Once mail art has been freely exchanged the first time between mail artists maybe it's gone through it's free stage. From then on there are really no rules. I think mail art is strong enough to be collected and sold and still maintain vitality as a networking medium, in fact that is exactly what has happened in some instances. Some mail art, such as pieces by Ray Johnson, have attracted a monetary value to them due to a number of reasons such as his friendships with other key artists of pop added to the fact that he's a truly great artist. This valuing is going to happen due to forces mostly outside the network and I see it more as a positive than negative force. It happened to Fluxus and it will happen to mail art. Now that we are in the Interneted Phase of Correspondence Art (the IPCA) the price of paper art works is going to change, up or down or stay at "nothings."

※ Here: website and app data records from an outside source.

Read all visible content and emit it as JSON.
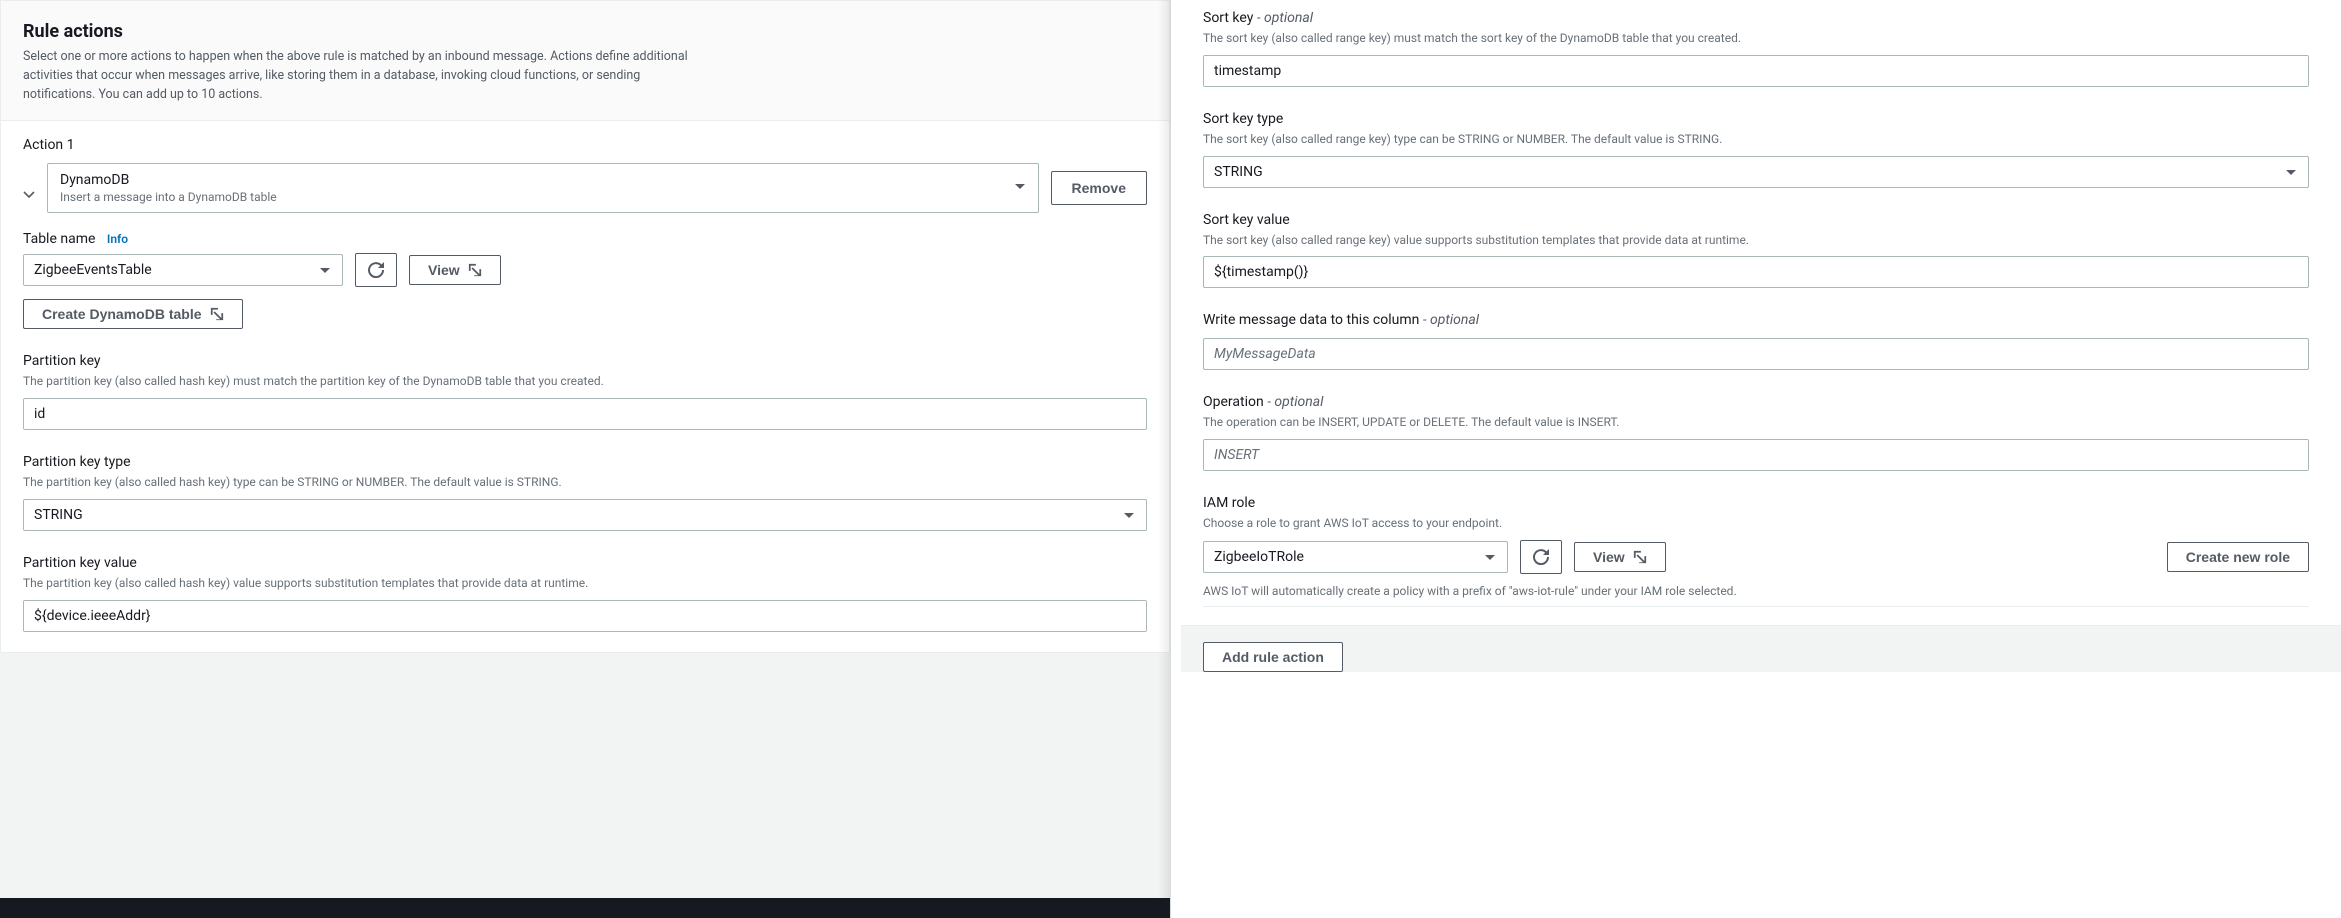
{
  "header": {
    "title": "Rule actions",
    "desc": "Select one or more actions to happen when the above rule is matched by an inbound message. Actions define additional activities that occur when messages arrive, like storing them in a database, invoking cloud functions, or sending notifications. You can add up to 10 actions."
  },
  "action": {
    "heading": "Action 1",
    "type_primary": "DynamoDB",
    "type_secondary": "Insert a message into a DynamoDB table",
    "remove_label": "Remove"
  },
  "table": {
    "label": "Table name",
    "info": "Info",
    "value": "ZigbeeEventsTable",
    "view_label": "View",
    "create_label": "Create DynamoDB table"
  },
  "pk": {
    "label": "Partition key",
    "help": "The partition key (also called hash key) must match the partition key of the DynamoDB table that you created.",
    "value": "id"
  },
  "pkt": {
    "label": "Partition key type",
    "help": "The partition key (also called hash key) type can be STRING or NUMBER. The default value is STRING.",
    "value": "STRING"
  },
  "pkv": {
    "label": "Partition key value",
    "help": "The partition key (also called hash key) value supports substitution templates that provide data at runtime.",
    "value": "${device.ieeeAddr}"
  },
  "sk": {
    "label": "Sort key",
    "optional": "- optional",
    "help": "The sort key (also called range key) must match the sort key of the DynamoDB table that you created.",
    "value": "timestamp"
  },
  "skt": {
    "label": "Sort key type",
    "help": "The sort key (also called range key) type can be STRING or NUMBER. The default value is STRING.",
    "value": "STRING"
  },
  "skv": {
    "label": "Sort key value",
    "help": "The sort key (also called range key) value supports substitution templates that provide data at runtime.",
    "value": "${timestamp()}"
  },
  "msgcol": {
    "label": "Write message data to this column",
    "optional": "- optional",
    "placeholder": "MyMessageData"
  },
  "op": {
    "label": "Operation",
    "optional": "- optional",
    "help": "The operation can be INSERT, UPDATE or DELETE. The default value is INSERT.",
    "placeholder": "INSERT"
  },
  "iam": {
    "label": "IAM role",
    "help": "Choose a role to grant AWS IoT access to your endpoint.",
    "value": "ZigbeeIoTRole",
    "view_label": "View",
    "create_label": "Create new role",
    "note": "AWS IoT will automatically create a policy with a prefix of \"aws-iot-rule\" under your IAM role selected."
  },
  "footer": {
    "add_label": "Add rule action"
  }
}
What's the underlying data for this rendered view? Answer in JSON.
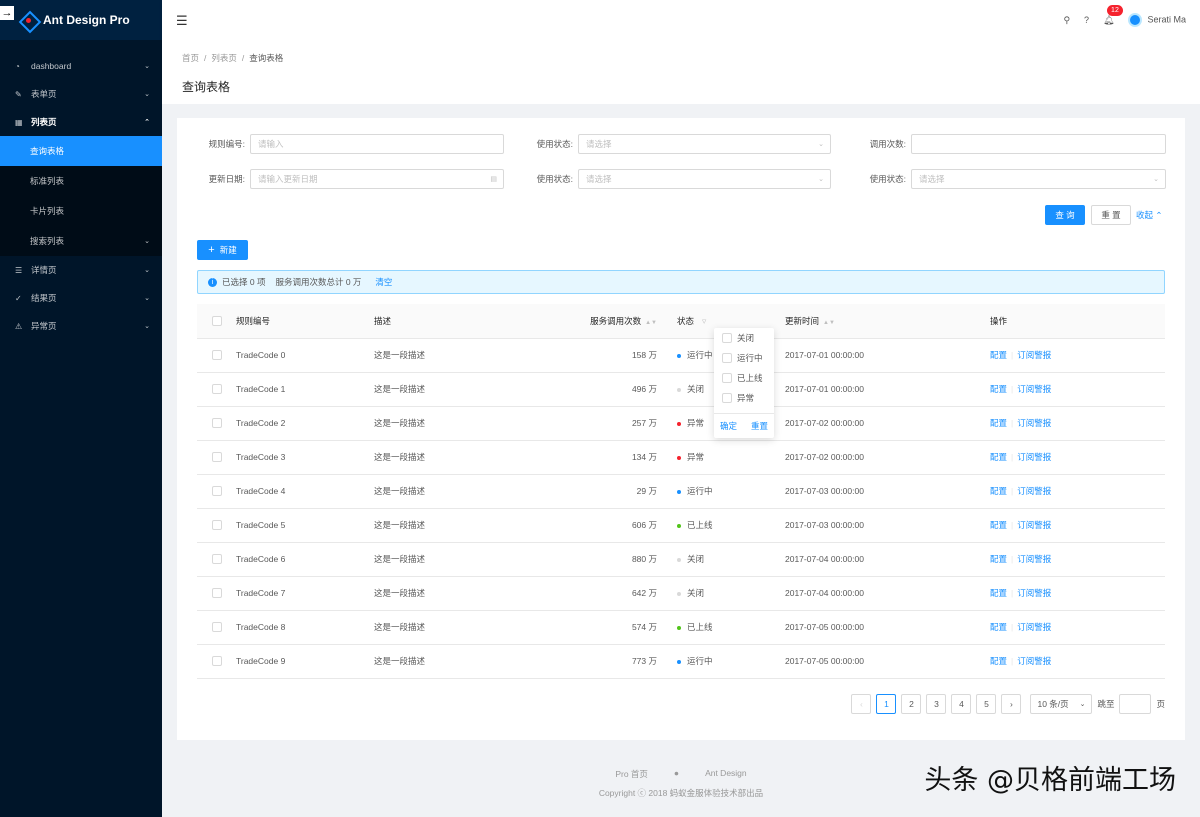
{
  "app": {
    "title": "Ant Design Pro"
  },
  "sidebar": {
    "items": [
      {
        "icon": "dashboard-icon",
        "label": "dashboard"
      },
      {
        "icon": "form-icon",
        "label": "表单页"
      },
      {
        "icon": "table-icon",
        "label": "列表页"
      },
      {
        "icon": "profile-icon",
        "label": "详情页"
      },
      {
        "icon": "check-circle-icon",
        "label": "结果页"
      },
      {
        "icon": "warning-icon",
        "label": "异常页"
      }
    ],
    "sub_items": [
      {
        "label": "查询表格"
      },
      {
        "label": "标准列表"
      },
      {
        "label": "卡片列表"
      },
      {
        "label": "搜索列表"
      }
    ]
  },
  "header": {
    "notification_count": "12",
    "user_name": "Serati Ma"
  },
  "breadcrumb": [
    "首页",
    "列表页",
    "查询表格"
  ],
  "page_title": "查询表格",
  "form": {
    "rule_no_label": "规则编号:",
    "rule_no_placeholder": "请输入",
    "status_label": "使用状态:",
    "status_placeholder": "请选择",
    "call_count_label": "调用次数:",
    "update_date_label": "更新日期:",
    "update_date_placeholder": "请输入更新日期",
    "status2_label": "使用状态:",
    "status2_placeholder": "请选择",
    "status3_label": "使用状态:",
    "status3_placeholder": "请选择",
    "query_button": "查 询",
    "reset_button": "重 置",
    "collapse_link": "收起"
  },
  "new_button": "新建",
  "alert": {
    "selected_text": "已选择 0 项",
    "total_text": "服务调用次数总计 0 万",
    "clear": "清空"
  },
  "table": {
    "columns": [
      "规则编号",
      "描述",
      "服务调用次数",
      "状态",
      "更新时间",
      "操作"
    ],
    "rows": [
      {
        "code": "TradeCode 0",
        "desc": "这是一段描述",
        "calls": "158 万",
        "status": "运行中",
        "color": "#1890ff",
        "time": "2017-07-01 00:00:00"
      },
      {
        "code": "TradeCode 1",
        "desc": "这是一段描述",
        "calls": "496 万",
        "status": "关闭",
        "color": "#d9d9d9",
        "time": "2017-07-01 00:00:00"
      },
      {
        "code": "TradeCode 2",
        "desc": "这是一段描述",
        "calls": "257 万",
        "status": "异常",
        "color": "#f5222d",
        "time": "2017-07-02 00:00:00"
      },
      {
        "code": "TradeCode 3",
        "desc": "这是一段描述",
        "calls": "134 万",
        "status": "异常",
        "color": "#f5222d",
        "time": "2017-07-02 00:00:00"
      },
      {
        "code": "TradeCode 4",
        "desc": "这是一段描述",
        "calls": "29 万",
        "status": "运行中",
        "color": "#1890ff",
        "time": "2017-07-03 00:00:00"
      },
      {
        "code": "TradeCode 5",
        "desc": "这是一段描述",
        "calls": "606 万",
        "status": "已上线",
        "color": "#52c41a",
        "time": "2017-07-03 00:00:00"
      },
      {
        "code": "TradeCode 6",
        "desc": "这是一段描述",
        "calls": "880 万",
        "status": "关闭",
        "color": "#d9d9d9",
        "time": "2017-07-04 00:00:00"
      },
      {
        "code": "TradeCode 7",
        "desc": "这是一段描述",
        "calls": "642 万",
        "status": "关闭",
        "color": "#d9d9d9",
        "time": "2017-07-04 00:00:00"
      },
      {
        "code": "TradeCode 8",
        "desc": "这是一段描述",
        "calls": "574 万",
        "status": "已上线",
        "color": "#52c41a",
        "time": "2017-07-05 00:00:00"
      },
      {
        "code": "TradeCode 9",
        "desc": "这是一段描述",
        "calls": "773 万",
        "status": "运行中",
        "color": "#1890ff",
        "time": "2017-07-05 00:00:00"
      }
    ],
    "action_config": "配置",
    "action_subscribe": "订阅警报"
  },
  "filter_dropdown": {
    "options": [
      "关闭",
      "运行中",
      "已上线",
      "异常"
    ],
    "confirm": "确定",
    "reset": "重置"
  },
  "pagination": {
    "pages": [
      "1",
      "2",
      "3",
      "4",
      "5"
    ],
    "current": "1",
    "page_size": "10 条/页",
    "jump_label": "跳至",
    "page_suffix": "页"
  },
  "footer": {
    "links": [
      "Pro 首页",
      "Ant Design"
    ],
    "copyright": "Copyright ⓒ 2018 蚂蚁金服体验技术部出品"
  },
  "watermark": "头条 @贝格前端工场"
}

I saved the whole thread to maybe add into my message board chapter as John requested more examples of converstaion. tThis thread would foreshadow the essay on RRN selling mail art on eBay and Amazon Auctions, and serve as a good illustration of an old standard mail art argument, located in an Internet zone, and involving people with diverse notions.